How far do you need to let the group in front of you go before teeing off?

When the group in front of you is no longer in range to be hit by a shot from everyone in your group, you may tee off.

How do we know when to take out the flag on the green and when to hold it?

If you’re the closest to the hole, you’re in charge of either removing the flagstick if everyone says they can see the hole or tending to the flagstick (which means pulling it from the hole as a putt comes closer to the hole) if they can’t clearly see the hole.

Remember to put the flagstick back in the hole when your group leaves the green.

How do we know when it’s our turn to hit the ball?

When teeing off it would typically be the person with the lowest score on the previous hole that would go first. If it is the first hole the person with the lowest handicap goes first.

For all other shots it is usually the person furthest away from the hole that hits first.

What do we do if we think the ball is going to hit someone?

You shout “Fore”.

Shouting “Fore” is a way of saying “watch out!”.  It is used when golfers hit shots astray that might possibly come close to another person on the golf course. A couple of things to know about this term: first, don’t wait – the moment you realise a ball has a remote chance of hitting another person, shout it out. That brings up the second point, which is, SHOUT IT OUT – it needs to be heard in the distance, among the noise of other players, the wind, etc.

What do the different clubs do?

You are allowed to carry as many as 14 clubs in your bag, but starting off you wont need nearly that many.   Clubs will vary in numbers and type.  A set of clubs is made up of woods, hybrids, irons, wedges and a putter.  Below outlines what the different types do and where they are used.

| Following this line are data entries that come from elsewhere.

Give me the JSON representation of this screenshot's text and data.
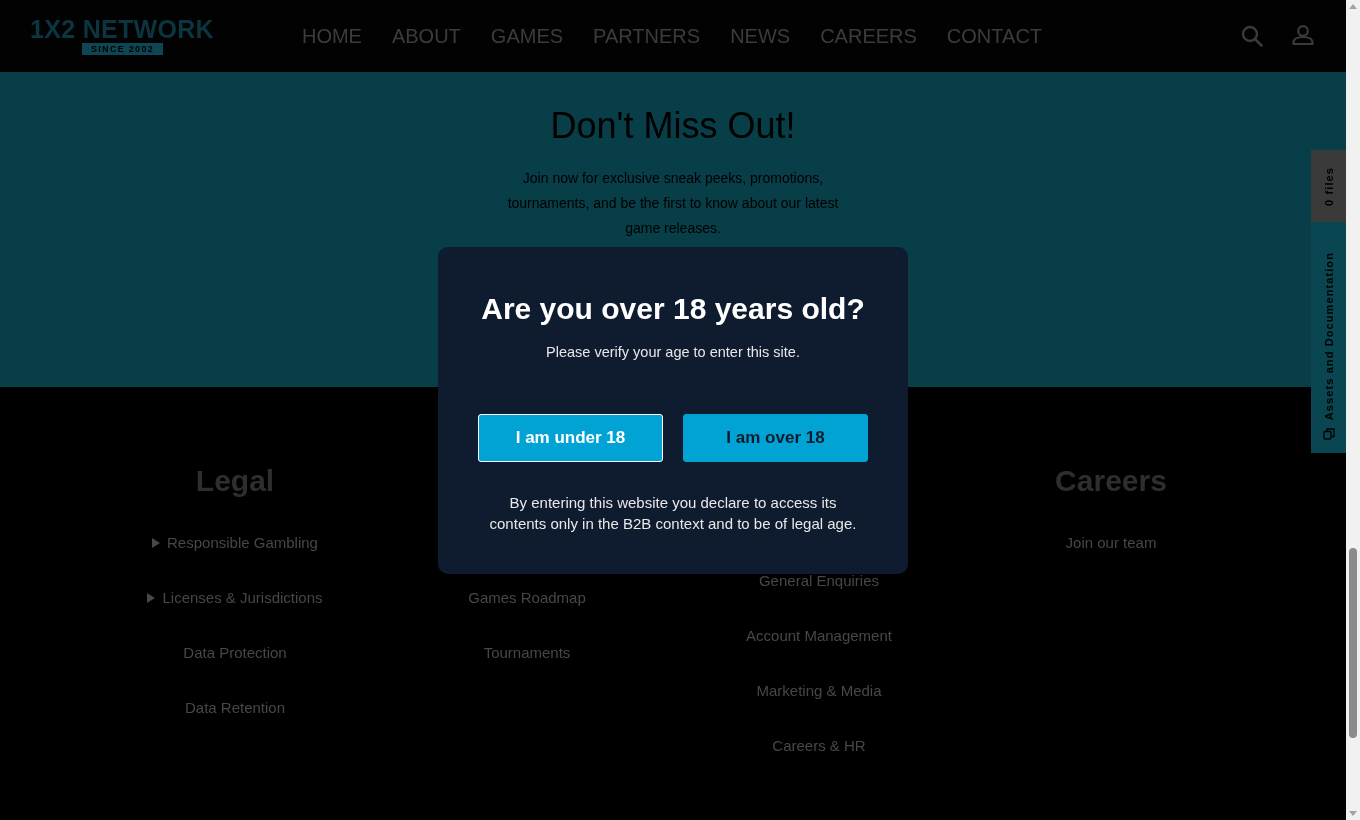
{
  "header": {
    "logo": {
      "name": "1X2 NETWORK",
      "tagline": "SINCE 2002"
    },
    "nav": [
      {
        "label": "HOME"
      },
      {
        "label": "ABOUT"
      },
      {
        "label": "GAMES"
      },
      {
        "label": "PARTNERS"
      },
      {
        "label": "NEWS"
      },
      {
        "label": "CAREERS"
      },
      {
        "label": "CONTACT"
      }
    ]
  },
  "banner": {
    "title": "Don't Miss Out!",
    "text": "Join now for exclusive sneak peeks, promotions, tournaments, and be the first to know about our latest game releases."
  },
  "footer": {
    "columns": [
      {
        "heading": "Legal",
        "links": [
          {
            "label": "Responsible Gambling",
            "kind": "expandable"
          },
          {
            "label": "Licenses & Jurisdictions",
            "kind": "expandable"
          },
          {
            "label": "Data Protection",
            "kind": "link"
          },
          {
            "label": "Data Retention",
            "kind": "link"
          }
        ]
      },
      {
        "links": [
          {
            "label": "Games Roadmap",
            "kind": "link"
          },
          {
            "label": "Tournaments",
            "kind": "link"
          }
        ]
      },
      {
        "links": [
          {
            "label": "General Enquiries",
            "kind": "link"
          },
          {
            "label": "Account Management",
            "kind": "link"
          },
          {
            "label": "Marketing & Media",
            "kind": "link"
          },
          {
            "label": "Careers & HR",
            "kind": "link"
          }
        ]
      },
      {
        "heading": "Careers",
        "links": [
          {
            "label": "Join our team",
            "kind": "link"
          }
        ]
      }
    ]
  },
  "side_tabs": [
    {
      "label": "0 files",
      "kind": "counter"
    },
    {
      "label": "Assets and Documentation",
      "kind": "panel"
    }
  ],
  "dialog": {
    "title": "Are you over 18 years old?",
    "subtitle": "Please verify your age to enter this site.",
    "buttons": [
      {
        "label": "I am under 18",
        "kind": "outlined"
      },
      {
        "label": "I am over 18",
        "kind": "filled"
      }
    ],
    "note": "By entering this website you declare to access its contents only in the B2B context and to be of legal age."
  }
}
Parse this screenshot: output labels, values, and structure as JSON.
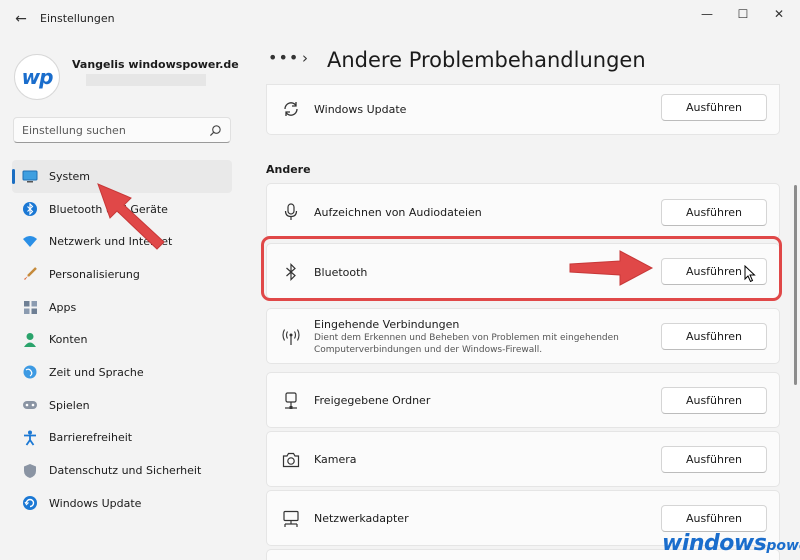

Woods – A wood can be made of wood or metal, has a large head and is used for shots requiring greater distance, usually from the teeing ground.  A set of woods usually starts with the driver and proceeds to the 3 and 5 wood.

Irons – An iron is a club that can be used to hit from the tee or from the fairway.  They are thin with grooved faces of varying lofts.

Wedge – A wedge is a type of iron.  This club has more loft than a 5 iron, therefore will travel a shorter distance but at a greater height.  A lofted club is used to play shots around the green.

Putter – A putter is used on the putting green with a special purpose – to roll the ball along the ground towards the hole; the only club that doesn’t get the ball airborne!